WHAT IS BEING ASKED:
Look down the entries below and report how many lines hold the string "food"; write nothing else.

* * * * * * * * *

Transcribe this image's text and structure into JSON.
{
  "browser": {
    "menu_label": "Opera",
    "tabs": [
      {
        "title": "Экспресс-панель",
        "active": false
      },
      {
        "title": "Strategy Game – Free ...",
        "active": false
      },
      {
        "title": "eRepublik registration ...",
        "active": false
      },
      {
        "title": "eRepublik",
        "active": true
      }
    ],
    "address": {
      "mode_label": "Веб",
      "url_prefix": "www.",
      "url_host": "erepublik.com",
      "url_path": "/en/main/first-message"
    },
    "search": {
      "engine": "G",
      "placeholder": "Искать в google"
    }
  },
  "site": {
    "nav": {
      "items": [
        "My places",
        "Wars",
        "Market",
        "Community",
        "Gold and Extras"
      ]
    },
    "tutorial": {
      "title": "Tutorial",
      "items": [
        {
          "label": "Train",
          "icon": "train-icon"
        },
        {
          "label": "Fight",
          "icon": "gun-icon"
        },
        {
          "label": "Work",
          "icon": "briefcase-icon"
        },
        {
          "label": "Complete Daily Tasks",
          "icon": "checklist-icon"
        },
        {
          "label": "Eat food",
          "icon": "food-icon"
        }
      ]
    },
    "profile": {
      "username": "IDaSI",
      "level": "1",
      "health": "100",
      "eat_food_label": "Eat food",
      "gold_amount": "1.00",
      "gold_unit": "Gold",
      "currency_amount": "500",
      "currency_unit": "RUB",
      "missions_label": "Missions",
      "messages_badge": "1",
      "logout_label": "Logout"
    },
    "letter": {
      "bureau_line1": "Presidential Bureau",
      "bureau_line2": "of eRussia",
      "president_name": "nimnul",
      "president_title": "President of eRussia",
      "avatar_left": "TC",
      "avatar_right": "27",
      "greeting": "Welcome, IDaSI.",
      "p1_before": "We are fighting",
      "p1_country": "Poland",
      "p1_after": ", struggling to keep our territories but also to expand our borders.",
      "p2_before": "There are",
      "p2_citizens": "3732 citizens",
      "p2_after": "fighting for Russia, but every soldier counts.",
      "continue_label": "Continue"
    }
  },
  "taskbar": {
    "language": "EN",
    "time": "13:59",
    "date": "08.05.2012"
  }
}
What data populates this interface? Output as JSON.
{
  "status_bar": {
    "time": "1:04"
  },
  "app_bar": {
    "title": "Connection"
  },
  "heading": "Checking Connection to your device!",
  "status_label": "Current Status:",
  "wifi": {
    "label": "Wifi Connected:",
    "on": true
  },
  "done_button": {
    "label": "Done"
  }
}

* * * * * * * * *

EXERCISE ANSWER:
3